Trust is a major bond between persons. When present, it is beautiful to behold. When absent, it can be insidious. While we think of it as prevailing between persons, it can also be found between a person and a pet: the faithful and trusting watchdog.
Some of the world’s great stories are rooted in the trust, or lack thereof, between persons. It is usually highly interpersonal, though there can be a social dimension to it, as happens in wartime, between groups of hostile populations, or between various segments of the population in a dysfunctional society, as in some black-white situations in this country, or in the relationship between native Americans and groups later reaching these shores.
“Familiarity breeds contempt!”. So goes a familiar refrain. Aesop noted this long ago. Is it not strange that it should be so, that the better we know another, the more likely it is that we will hold him or her in disdain? And, yet, must we not reluctantly admit that it is often true? For to know a person well, to the point of familiarity, usually requires a long-standing relationship suggesting a bond of trust between two persons. Yet, even in that closest of relationships called marriage, though we would think this unlikely, mistrust and even contempt can gradually raise its ugly head, and lead to the rupture of the marriage bond: that familiar situation we know as divorce.
William Shakespeare captured the pathos of ruptured relationships in his well-known depiction of the slaying of Julius Caesar by a trusted collaborator, Mark Antony. As Antony stabs him to death, Caesar utters his poignant phrase: “Et tu, Brute!”: “Even you, Brutus!” Was this familiarity breeding contempt? Of course, much more poignant is Jesus’ resigned remark to Judas in the Garden of Gethsemane: “Friend, do what you have come for.” (Mt 26.50). And in our times, Pope Benedict XVI had to deal with the betrayal of trust he experienced at the hands of his personal butler, Paolo Gabriele, who confessed stealing the Pope’s personal papers, “for the good of the church”, a deed that likely precipitated the Pope’s painful decision to resign the papacy.

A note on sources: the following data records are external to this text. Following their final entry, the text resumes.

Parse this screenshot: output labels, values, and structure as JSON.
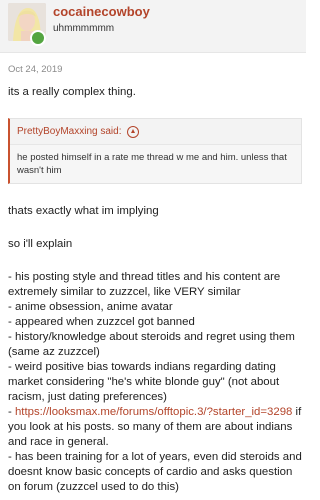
{
  "user": {
    "username": "cocainecowboy",
    "title": "uhmmmmmm"
  },
  "post": {
    "date": "Oct 24, 2019",
    "intro": "its a really complex thing.",
    "quote": {
      "author_said": "PrettyBoyMaxxing said:",
      "text": "he posted himself in a rate me thread w me and him. unless that wasn't him"
    },
    "line1": "thats exactly what im implying",
    "line2": "so i'll explain",
    "items": [
      "- his posting style and thread titles and his content are extremely similar to zuzzcel, like VERY similar",
      "- anime obsession, anime avatar",
      "- appeared when zuzzcel got banned",
      "- history/knowledge about steroids and regret using them (same az zuzzcel)",
      "- weird positive bias towards indians regarding dating market considering \"he's white blonde guy\" (not about racism, just dating preferences)"
    ],
    "item6_prefix": "- ",
    "item6_link": "https://looksmax.me/forums/offtopic.3/?starter_id=3298",
    "item6_rest": " if you look at his posts. so many of them are about indians and race in general.",
    "item7": "- has been training for a lot of years, even did steroids and doesnt know basic concepts of cardio and asks question on forum (zuzzcel used to do this)"
  },
  "colors": {
    "accent": "#b3442a",
    "online": "#54a540"
  },
  "icons": {
    "badge": "online-status-icon",
    "quote_jump": "arrow-up-circle-icon"
  }
}
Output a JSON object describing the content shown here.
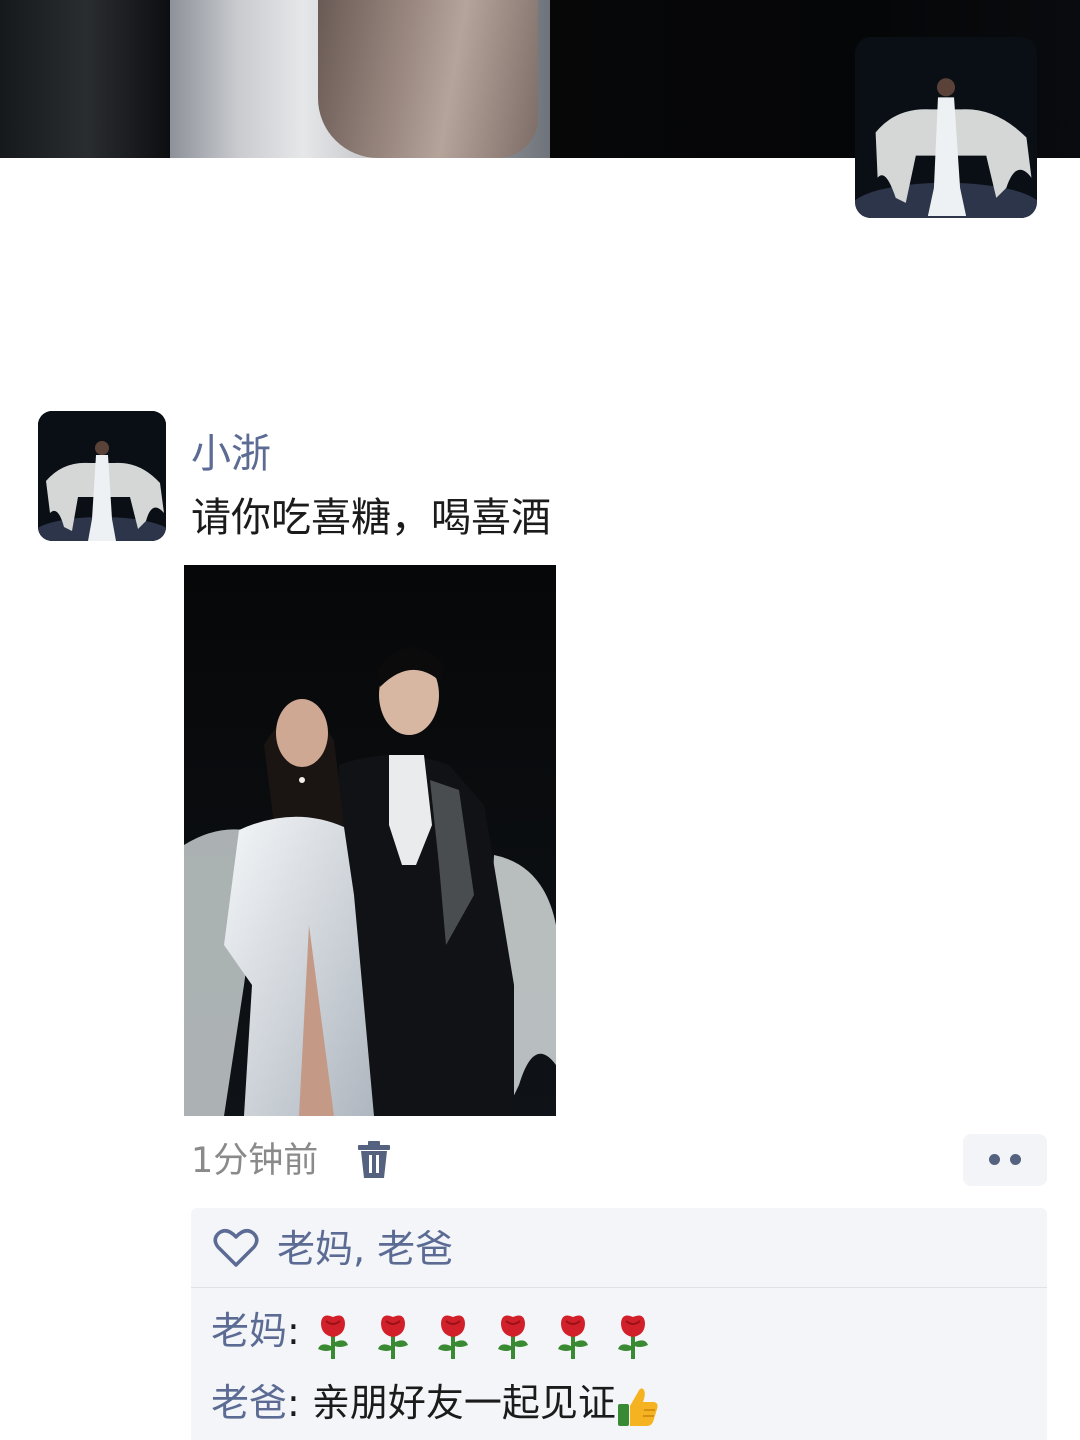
{
  "post": {
    "username": "小浙",
    "text": "请你吃喜糖，喝喜酒",
    "timestamp": "1分钟前"
  },
  "likes": {
    "names": "老妈, 老爸"
  },
  "comments": [
    {
      "author": "老妈",
      "separator": ": ",
      "text": "",
      "emoji": "rose-icon x6"
    },
    {
      "author": "老爸",
      "separator": ": ",
      "text": "亲朋好友一起见证",
      "emoji": "thumbs-up-icon"
    }
  ],
  "icons": {
    "delete": "trash-icon",
    "more": "more-dots-icon",
    "like": "heart-icon"
  },
  "colors": {
    "name_link": "#5b6b94",
    "panel_bg": "#f4f5f8",
    "text": "#1b1b1b",
    "muted": "#8a8a8a"
  }
}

But, of course, it need not be so, and usually isn’t. Instances abound of unbreakable bonds of friendship between friends, especially husbands and wives, who often lament about a departed spouse: “He/she was my best friend.” Here, familiarity beget unwavering and lasting devotion. And, on the quaint and humorous side is the series of episodes described in the novels of P.G. Wodehouse describing the antics of Jeeves, the butler, in his years of service to his master, Preston Colson. While the softer version of “Familiarity Breeds Contempt” is found in the remark that “No man is hero to his own butler”, the Jeeves-Colson relationship over the years manifests a comfortable bonding that proved to be quite manageable: because it was humorous?
Did not Jesus Himself have occasion to complain that “A prophet is not without honor except in his native place and in his own house” (Mt. 13.57)? Intent from all eternity in expressing a bonding with us by leaving His heavenly home to become one of us by living with us, He realized this was not to be an easy task, so He sought to ameliorate the anticipated difficulties by becoming a most loveable kind of human being: a baby. Of all types of familiarity, that with an infant is likely to be the most attractive.
But, as He got wind of the problems afflicting human relationships, His formulation of the great commandment of love rose to prominence in His teaching. He designed all His efforts to refute the notion that familiarity breeds contempt. And yet, at the end, it seemed that His efforts came to nought as He suffered rejection, being held in contempt, despite His efforts to familiarize Himself with us.
This notwithstanding, we know that familiarity breeds contentment, and none greater than the commandment to love one another because of its capacity to beget a bonding that is difficult to break. It is said that a dog is a person’s best friend, yet a dog’s relatively short life-span doesn’t pass the test as does the kind of human friendship we find in many marriages, which pass the test of time over many decades, far from breeding contempt but thriving on a loving bond.
We are a community of laymen and laywomen who, with vowed Passionists, seek to share in the charism of St. Paul of the Cross through prayer, ongoing spiritual formation, and proclamation of the message of Christ Crucified.